• THE PROBLEM
Copy each line containing the word "title" from the records that follow, please.

Records from a collection:
Segment Open
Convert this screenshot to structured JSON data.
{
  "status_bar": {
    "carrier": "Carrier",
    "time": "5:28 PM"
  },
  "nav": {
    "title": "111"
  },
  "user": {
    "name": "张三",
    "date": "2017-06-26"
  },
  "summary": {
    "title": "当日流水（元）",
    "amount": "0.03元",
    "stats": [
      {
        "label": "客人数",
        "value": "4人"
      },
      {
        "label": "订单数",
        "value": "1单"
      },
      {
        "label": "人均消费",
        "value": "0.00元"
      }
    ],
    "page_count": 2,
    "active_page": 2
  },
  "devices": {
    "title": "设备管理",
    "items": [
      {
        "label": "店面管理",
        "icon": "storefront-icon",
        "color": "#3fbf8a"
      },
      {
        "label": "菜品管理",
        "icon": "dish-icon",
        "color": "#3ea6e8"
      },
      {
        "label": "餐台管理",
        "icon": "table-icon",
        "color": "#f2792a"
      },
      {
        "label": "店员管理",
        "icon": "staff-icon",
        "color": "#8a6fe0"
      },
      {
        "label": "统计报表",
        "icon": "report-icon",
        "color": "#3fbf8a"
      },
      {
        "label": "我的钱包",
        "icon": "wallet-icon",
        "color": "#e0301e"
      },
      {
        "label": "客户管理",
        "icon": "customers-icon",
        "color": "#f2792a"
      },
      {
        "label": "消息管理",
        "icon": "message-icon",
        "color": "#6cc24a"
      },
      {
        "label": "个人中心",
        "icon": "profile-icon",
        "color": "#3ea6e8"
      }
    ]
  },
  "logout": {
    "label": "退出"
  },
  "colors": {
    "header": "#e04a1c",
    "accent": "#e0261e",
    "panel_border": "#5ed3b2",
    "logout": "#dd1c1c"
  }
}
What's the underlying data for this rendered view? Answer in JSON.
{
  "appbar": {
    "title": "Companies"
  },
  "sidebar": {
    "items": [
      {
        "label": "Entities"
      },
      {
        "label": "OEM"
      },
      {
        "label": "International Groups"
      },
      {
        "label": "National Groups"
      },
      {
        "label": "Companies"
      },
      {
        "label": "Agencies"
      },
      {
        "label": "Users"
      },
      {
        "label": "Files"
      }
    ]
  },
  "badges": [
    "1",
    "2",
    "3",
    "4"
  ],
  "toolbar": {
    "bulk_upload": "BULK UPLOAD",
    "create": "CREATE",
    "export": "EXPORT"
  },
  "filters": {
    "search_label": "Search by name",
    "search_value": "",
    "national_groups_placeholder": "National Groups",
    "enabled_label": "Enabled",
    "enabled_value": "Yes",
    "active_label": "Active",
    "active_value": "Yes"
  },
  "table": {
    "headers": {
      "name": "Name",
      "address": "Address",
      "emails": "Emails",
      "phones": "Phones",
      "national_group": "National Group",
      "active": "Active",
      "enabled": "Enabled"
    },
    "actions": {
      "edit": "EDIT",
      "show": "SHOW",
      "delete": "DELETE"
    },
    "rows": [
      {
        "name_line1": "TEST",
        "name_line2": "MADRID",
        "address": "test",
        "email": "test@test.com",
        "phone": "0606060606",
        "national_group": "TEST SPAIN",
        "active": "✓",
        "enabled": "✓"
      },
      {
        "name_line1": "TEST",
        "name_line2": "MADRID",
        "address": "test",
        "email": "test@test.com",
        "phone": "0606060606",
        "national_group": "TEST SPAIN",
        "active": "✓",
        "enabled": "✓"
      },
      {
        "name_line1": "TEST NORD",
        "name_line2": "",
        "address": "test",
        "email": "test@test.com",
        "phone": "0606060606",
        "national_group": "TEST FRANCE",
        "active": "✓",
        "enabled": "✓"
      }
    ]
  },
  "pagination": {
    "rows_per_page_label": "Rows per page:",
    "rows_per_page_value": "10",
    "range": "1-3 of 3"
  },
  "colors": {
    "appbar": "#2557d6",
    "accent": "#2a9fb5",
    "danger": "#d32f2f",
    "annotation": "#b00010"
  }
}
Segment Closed
• ANSWER TO THE PROBLEM
    "title": "111"
    "title": "当日流水（元）",
    "title": "设备管理",
    "title": "Companies"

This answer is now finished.